A grace-focused ministry should have a lot to do with the role of women in church life. That role has been limited for a variety of historical reasons. We have assumed the negative; rules for what they can’t do. But shouldn’t we be emphasizing the positive of what they can do? A full understanding of God’s grace should lead us to see the role of women in the church as the same for men.
Paul’s two passages cited for the limited role of women are 1 Timothy 2:12-14 (“I do not permit a woman to teach.”) and 1 Corinthians 14: 34-35 (“women should remain silent in the churches”). Were these statements meant for all times or were they Paul’s principles for the culture he faced at his time? The culture he faced was very different than our culture now.
To set the context, go to 1 Corinthians 7:10-12. There he is addressing those who are married. “To the married, I give this command (not I, but the Lord).” Several verses later he wrote, “To the rest I say this (I, not the Lord).” Paul was very comfortable distinguishing between what God expects for all time and what he, Paul, expected of church participants living in the culture of his times.
Now go back to his statement in his first letter to Timothy, “I also want women to dress modestly, not with pearls and expensive clothes.” “I do not permit a woman to teach or to have authority over a man; she must be silent.”

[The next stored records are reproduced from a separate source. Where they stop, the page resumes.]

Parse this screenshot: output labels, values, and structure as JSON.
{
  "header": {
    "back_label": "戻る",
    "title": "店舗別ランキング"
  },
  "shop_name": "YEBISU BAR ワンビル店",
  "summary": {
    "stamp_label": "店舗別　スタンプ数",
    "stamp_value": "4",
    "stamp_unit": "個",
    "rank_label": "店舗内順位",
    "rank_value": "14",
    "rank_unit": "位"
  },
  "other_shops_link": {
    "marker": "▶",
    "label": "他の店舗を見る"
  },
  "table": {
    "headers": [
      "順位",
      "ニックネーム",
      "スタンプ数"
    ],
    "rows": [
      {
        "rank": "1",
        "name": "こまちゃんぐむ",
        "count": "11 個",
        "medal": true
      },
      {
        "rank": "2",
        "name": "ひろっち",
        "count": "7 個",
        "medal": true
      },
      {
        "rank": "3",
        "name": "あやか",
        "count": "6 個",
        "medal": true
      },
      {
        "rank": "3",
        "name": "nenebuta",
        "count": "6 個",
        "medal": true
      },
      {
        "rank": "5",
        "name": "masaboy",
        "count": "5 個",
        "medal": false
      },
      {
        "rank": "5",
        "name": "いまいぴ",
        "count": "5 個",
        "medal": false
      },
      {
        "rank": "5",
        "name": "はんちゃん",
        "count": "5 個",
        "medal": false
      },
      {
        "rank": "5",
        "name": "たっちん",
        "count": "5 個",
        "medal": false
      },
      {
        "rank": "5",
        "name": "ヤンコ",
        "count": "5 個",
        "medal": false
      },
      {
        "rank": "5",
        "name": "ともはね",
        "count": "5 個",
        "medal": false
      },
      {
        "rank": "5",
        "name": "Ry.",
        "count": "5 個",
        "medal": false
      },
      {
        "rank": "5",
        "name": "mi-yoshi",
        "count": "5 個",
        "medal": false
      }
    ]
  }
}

Again, whose expectations are these for the role of women in the church? A clue would be his second expectation that women should dress with modesty, not with braided hair or gold or pearls or expensive clothes. Who today insists that women in the church not braid their hair nor dress with pearls nor wear expensive clothing? This is Paul’s expectation, not God’s. Isn’t the inconsistency apparent between, on the one hand, insisting that women remain silent in church yet, on the other hand, not prohibiting pearls or expensive clothing? Paul was setting out his own (not God’s) principles for ministering to conventional society. He was not a radical. He clearly did not want to offend people in the culture at that time.
State Paul’s principle in the positive. Women were very evident as leaders in those first house churches. Is there any persuading evidence to the contrary? These two passages certainly do not meet that high standard.
Paul was the apostle for the heart set free by the Holy Spirit. Such grace-bestowed freedom should be true for women as well as men. Why insist on following rules that no longer fit current times? Why deprive churches of the leadership potential present in half the population? Our challenge is to be lovingly Evangelical rather than freedom-denying Legalistic.
It makes sense for women to exercise the full range of gifts for ministry given by the Holy Spirit, as stated so clearly in 1 Corinthians 12: 7, “Now to each (not excluding women), is given the manifestation of the Spirit for the common good.”
Perhaps there are other reasons for excluding women from leadership in churches. But they won’t be found in Scriptures.
In our culture today the number of women CEOs increases every year. Company boards search for the best they can find. They look for leaders who have proven their abilities. In their search, they don’t exclude women right from the start as many churches have done in the past. Churches, too, should start with positive assumptions, not with negatives appropriate 2,000 years ago.
What leadership roles do women have in your congregation? Are their limitations? Why?